- _SUPPLIED ENTRIES_:
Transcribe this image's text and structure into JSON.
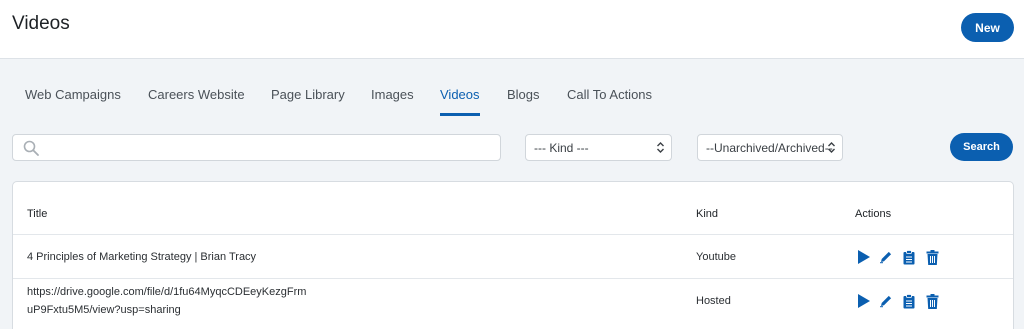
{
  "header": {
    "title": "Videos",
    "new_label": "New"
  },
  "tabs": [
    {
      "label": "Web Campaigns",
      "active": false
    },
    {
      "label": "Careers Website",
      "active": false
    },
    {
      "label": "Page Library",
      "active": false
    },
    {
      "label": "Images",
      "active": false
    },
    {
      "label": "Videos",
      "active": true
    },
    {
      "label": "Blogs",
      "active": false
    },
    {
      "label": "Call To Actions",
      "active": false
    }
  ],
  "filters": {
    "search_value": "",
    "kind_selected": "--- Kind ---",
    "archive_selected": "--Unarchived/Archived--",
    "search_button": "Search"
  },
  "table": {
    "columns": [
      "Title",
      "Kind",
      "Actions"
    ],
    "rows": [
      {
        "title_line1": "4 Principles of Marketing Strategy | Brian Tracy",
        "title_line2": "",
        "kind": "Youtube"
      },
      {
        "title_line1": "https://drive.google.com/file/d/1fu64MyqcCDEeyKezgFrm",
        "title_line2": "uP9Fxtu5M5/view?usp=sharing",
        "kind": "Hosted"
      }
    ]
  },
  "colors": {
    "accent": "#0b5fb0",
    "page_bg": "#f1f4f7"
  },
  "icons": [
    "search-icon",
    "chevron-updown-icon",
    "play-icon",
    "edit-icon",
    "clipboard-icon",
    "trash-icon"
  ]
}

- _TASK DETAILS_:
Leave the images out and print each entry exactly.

- _RESULT OF THIS TASK_:
Transcribe this image's text and structure into JSON.
{
  "header": {
    "title": "Videos",
    "new_label": "New"
  },
  "tabs": [
    {
      "label": "Web Campaigns",
      "active": false
    },
    {
      "label": "Careers Website",
      "active": false
    },
    {
      "label": "Page Library",
      "active": false
    },
    {
      "label": "Images",
      "active": false
    },
    {
      "label": "Videos",
      "active": true
    },
    {
      "label": "Blogs",
      "active": false
    },
    {
      "label": "Call To Actions",
      "active": false
    }
  ],
  "filters": {
    "search_value": "",
    "kind_selected": "--- Kind ---",
    "archive_selected": "--Unarchived/Archived--",
    "search_button": "Search"
  },
  "table": {
    "columns": [
      "Title",
      "Kind",
      "Actions"
    ],
    "rows": [
      {
        "title_line1": "4 Principles of Marketing Strategy | Brian Tracy",
        "title_line2": "",
        "kind": "Youtube"
      },
      {
        "title_line1": "https://drive.google.com/file/d/1fu64MyqcCDEeyKezgFrm",
        "title_line2": "uP9Fxtu5M5/view?usp=sharing",
        "kind": "Hosted"
      }
    ]
  },
  "colors": {
    "accent": "#0b5fb0",
    "page_bg": "#f1f4f7"
  },
  "icons": [
    "search-icon",
    "chevron-updown-icon",
    "play-icon",
    "edit-icon",
    "clipboard-icon",
    "trash-icon"
  ]
}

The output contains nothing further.